And another fact that is particularly unsettling: “What is to-the-letter true and was never dramatized or hyperbolized by us was the crimes the corporations committed,” Batmanglij said. “There are drugs that are on the market that cause disastrous side effects.”
Despite the big-issue lessons, the co-writers don’t see themselves as activists so much as distributors of little-known data. They use storytelling to edify.
“I remember when I read ‘Fast Food Nation,’ I was like, ‘Oh, thank you for giving me access to this information I just didn’t know,’” Marling said. “Now I’m not going to go to McDonald’s anymore. So sometimes I feel like these things are just about someone putting the information in a format that reaches people.”
Other hot-button issues during post-film chats were scenes involving the East that might look outlandish to the typical moviegoer. At one point, the group members eat dinner while wearing straitjackets, and later they pass the time playing spin the bottle. There’s also a group bathing scene.
Marling and Batmanglij encountered some of this behavior while traveling around the country four years ago. They visited anarchist farms and permaculture centers; they slept in parks and learned to make bump keys, a kind of universal lock picker, to access hotel rooftops and grocery store dumpsters after meeting freegans. And even then, far away from the reality of daily life, they were posing questions about the moral implications of their actions.
“You hit all these paradoxes,” Batmanglij said. “If we opened up the dumpsters and gave all that food away, then nobody would be going through the front door of the grocery store, but that food is being thrown away anyway, so is that stealing?
“I don’t know the answers to these questions, that’s why I can’t be an activist. I’m just a question person.”
The adventure supplied plenty of fodder for “The East,” but it wasn’t a work-related trip so much as a couple of friends traveling the country in an unorthodox way.

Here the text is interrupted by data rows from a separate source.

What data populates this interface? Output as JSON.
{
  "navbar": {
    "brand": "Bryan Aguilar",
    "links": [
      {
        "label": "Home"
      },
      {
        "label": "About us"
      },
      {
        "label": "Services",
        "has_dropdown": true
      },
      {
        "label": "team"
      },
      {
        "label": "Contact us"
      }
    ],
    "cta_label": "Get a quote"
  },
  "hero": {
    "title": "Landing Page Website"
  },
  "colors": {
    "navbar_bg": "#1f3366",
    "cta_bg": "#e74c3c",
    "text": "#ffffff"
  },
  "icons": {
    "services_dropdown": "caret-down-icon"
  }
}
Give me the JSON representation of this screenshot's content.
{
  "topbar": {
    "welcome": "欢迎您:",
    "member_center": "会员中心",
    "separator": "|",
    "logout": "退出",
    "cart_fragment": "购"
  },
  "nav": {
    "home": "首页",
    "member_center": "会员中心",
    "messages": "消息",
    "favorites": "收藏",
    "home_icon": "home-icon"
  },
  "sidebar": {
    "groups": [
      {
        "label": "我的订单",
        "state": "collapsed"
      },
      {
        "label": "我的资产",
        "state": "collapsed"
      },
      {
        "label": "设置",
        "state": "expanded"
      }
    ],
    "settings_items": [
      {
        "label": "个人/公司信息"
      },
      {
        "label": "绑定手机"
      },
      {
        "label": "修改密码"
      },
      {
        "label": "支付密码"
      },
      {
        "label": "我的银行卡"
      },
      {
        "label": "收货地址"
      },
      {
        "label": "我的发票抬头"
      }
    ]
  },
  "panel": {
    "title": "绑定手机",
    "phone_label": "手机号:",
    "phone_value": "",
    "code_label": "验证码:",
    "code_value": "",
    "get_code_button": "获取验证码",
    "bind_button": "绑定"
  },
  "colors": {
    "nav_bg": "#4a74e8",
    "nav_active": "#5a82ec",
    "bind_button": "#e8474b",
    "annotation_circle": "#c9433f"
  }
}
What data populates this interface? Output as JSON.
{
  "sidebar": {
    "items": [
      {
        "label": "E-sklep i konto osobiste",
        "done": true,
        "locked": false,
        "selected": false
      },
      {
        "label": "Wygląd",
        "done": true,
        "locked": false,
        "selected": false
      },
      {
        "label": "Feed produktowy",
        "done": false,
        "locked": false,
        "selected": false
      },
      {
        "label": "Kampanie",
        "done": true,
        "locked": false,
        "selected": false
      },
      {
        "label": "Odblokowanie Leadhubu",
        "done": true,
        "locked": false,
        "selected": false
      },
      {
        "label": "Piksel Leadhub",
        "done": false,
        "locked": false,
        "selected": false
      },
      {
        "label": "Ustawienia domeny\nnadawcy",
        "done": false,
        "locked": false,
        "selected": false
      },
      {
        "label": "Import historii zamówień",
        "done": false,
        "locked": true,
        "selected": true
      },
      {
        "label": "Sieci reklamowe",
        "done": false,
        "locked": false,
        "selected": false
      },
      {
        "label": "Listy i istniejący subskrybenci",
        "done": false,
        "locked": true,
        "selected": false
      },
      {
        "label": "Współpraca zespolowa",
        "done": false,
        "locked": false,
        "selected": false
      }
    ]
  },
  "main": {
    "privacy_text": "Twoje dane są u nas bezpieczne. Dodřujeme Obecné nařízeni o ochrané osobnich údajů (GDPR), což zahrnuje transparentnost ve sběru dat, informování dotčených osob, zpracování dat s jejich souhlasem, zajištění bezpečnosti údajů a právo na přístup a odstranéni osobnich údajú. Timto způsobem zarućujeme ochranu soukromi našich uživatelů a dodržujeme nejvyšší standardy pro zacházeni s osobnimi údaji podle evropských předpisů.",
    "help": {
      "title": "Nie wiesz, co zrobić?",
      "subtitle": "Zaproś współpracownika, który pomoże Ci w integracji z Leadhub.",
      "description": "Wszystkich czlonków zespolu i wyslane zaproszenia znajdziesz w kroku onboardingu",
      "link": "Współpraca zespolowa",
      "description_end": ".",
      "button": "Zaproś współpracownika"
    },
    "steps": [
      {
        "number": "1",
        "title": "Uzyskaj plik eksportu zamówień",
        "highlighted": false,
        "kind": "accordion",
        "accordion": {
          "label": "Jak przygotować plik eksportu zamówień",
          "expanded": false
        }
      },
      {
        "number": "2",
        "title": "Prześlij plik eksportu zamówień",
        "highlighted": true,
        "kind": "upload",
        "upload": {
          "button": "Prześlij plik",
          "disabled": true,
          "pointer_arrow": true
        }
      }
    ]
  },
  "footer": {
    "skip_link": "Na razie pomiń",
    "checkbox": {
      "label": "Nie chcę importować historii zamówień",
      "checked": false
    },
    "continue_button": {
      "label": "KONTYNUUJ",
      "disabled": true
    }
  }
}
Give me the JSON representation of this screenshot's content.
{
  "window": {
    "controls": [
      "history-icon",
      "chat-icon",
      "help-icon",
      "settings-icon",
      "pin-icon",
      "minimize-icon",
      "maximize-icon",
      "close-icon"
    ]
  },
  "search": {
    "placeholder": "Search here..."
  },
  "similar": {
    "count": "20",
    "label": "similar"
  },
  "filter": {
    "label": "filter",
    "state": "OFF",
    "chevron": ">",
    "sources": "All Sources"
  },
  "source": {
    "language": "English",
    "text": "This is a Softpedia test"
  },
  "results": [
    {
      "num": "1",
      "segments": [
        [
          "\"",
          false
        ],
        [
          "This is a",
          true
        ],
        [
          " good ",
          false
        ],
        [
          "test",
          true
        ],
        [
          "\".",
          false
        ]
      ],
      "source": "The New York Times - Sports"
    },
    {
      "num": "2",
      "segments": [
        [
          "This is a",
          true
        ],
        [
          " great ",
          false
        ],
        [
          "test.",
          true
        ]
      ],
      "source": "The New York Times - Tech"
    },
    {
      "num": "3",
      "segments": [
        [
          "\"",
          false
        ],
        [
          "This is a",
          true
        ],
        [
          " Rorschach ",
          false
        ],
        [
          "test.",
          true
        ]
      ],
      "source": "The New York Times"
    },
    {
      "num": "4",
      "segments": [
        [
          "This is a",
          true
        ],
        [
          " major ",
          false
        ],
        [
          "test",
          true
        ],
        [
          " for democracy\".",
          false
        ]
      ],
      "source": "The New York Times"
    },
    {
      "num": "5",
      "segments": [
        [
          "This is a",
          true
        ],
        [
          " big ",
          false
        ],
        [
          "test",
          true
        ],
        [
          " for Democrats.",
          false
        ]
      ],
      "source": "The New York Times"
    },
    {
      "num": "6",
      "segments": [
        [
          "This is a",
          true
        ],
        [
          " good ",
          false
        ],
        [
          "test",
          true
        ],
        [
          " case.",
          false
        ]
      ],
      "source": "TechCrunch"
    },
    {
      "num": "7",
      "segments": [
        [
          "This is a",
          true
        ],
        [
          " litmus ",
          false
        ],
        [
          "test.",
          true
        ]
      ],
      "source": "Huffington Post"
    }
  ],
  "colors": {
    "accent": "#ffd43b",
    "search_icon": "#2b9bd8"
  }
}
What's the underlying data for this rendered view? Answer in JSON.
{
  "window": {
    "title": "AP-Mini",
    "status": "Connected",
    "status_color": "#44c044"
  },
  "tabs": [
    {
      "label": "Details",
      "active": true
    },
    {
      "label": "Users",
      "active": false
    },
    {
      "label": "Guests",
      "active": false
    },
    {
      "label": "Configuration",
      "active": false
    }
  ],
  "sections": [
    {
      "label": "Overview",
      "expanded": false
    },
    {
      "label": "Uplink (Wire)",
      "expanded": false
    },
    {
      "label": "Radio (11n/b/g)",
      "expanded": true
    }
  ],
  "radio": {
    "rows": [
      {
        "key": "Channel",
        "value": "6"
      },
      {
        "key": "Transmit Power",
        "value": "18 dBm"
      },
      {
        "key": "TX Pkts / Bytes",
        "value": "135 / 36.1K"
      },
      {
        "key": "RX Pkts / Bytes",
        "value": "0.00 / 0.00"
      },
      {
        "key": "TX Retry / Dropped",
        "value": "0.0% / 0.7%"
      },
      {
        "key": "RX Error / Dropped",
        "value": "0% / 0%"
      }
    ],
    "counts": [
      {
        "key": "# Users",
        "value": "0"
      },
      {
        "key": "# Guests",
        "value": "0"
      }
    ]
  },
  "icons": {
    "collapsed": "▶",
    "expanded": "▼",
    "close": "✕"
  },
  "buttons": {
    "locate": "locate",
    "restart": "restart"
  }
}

“It was just life happening, and that’s what you have to do, actually. Forget about what you’re going to write,” Batmanglij said. “You just have to make sure you keep living your life, challenging yourself, putting yourself in unusual experiences, thinking about what you’re interested in doing and going there.”
And just like that he had stumbled onto another quandary. Thinking a moment, he posited to Marling:
“You know what we have to work on really hard? Live like people live. This is not how people live,” Batmanglij said, gesturing to his surroundings inside a Ritz-Carlton suite. “And it’s so easy for it to become easy, because it’s just the way it’s done.”
The filmmakers certainly weren’t following the traditional path on this trip. They chose to forgo the fancy hotel experience the night before in favor of staying in Georgetown with Batmanglij’s parents, a chef-and-cookbook-author mother, and book-publisher father (his brother Rostam is member of the band Vampire Weekend). The pair nodded in agreement, chancing upon their first easy answer.
“That’s why so many filmmakers start making movies about filmmaking,” Marling responded. “Because that starts to be what they know.”
Opens in area theaters June 7. Rated PG-13 for thematic elements, violence, some disturbing images, sexual content and partial nudity. 116 minutes.